[Data excerpts]
┄┄┄┄┄┄┄┄┄┄┄┄┄┄┄┄┄┄┄┄
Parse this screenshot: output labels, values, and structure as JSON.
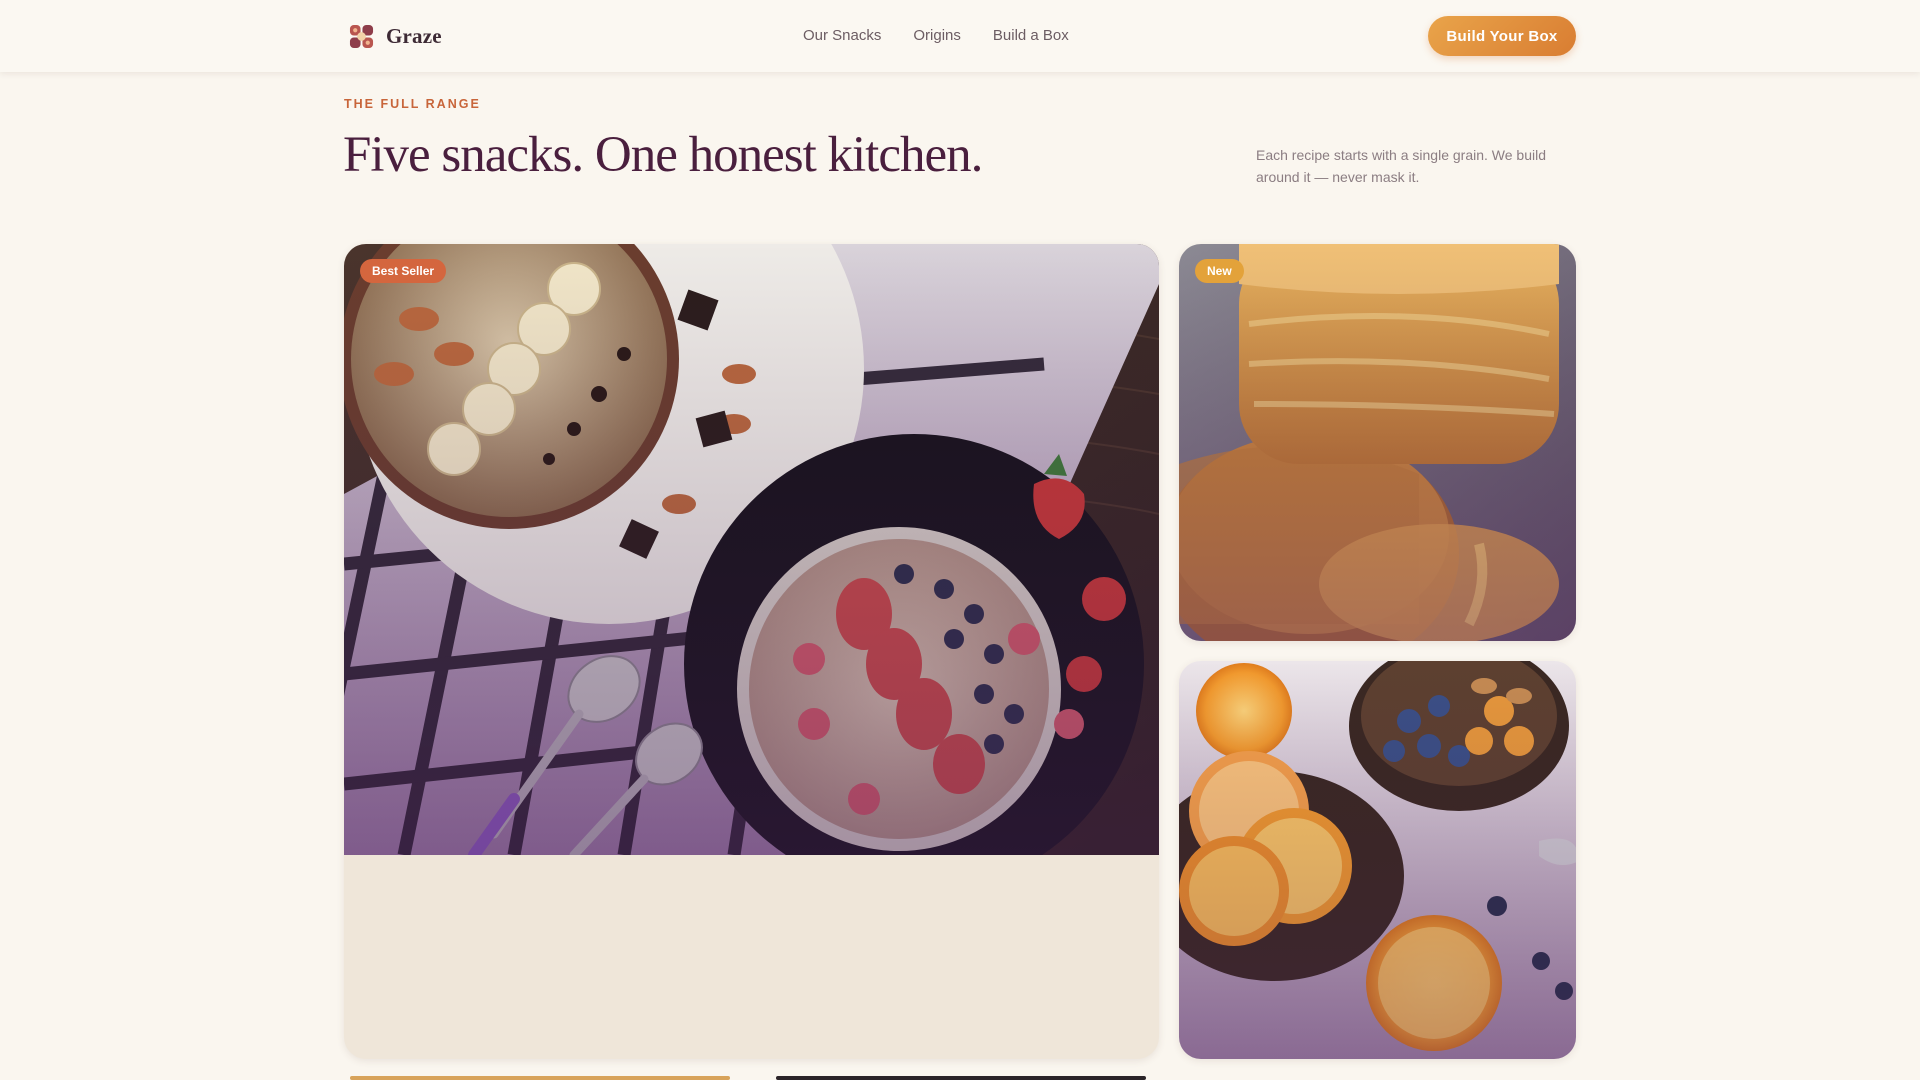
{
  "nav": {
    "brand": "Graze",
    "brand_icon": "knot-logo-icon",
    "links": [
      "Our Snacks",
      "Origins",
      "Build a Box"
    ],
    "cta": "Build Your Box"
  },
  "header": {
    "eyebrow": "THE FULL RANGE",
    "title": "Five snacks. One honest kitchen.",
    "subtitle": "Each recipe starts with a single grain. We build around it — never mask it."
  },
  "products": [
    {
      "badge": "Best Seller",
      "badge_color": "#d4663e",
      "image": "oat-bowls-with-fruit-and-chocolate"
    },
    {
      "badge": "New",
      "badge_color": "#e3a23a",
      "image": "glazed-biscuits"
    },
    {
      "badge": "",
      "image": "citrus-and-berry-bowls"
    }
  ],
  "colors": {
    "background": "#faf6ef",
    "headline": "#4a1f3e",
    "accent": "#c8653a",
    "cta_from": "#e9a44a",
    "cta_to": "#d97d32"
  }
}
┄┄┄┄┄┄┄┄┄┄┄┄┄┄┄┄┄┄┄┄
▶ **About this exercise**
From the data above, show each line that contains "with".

▶ **Task response**
    "subtitle": "Each recipe starts with a single grain. We build around it — never mask it."
      "image": "oat-bowls-with-fruit-and-chocolate"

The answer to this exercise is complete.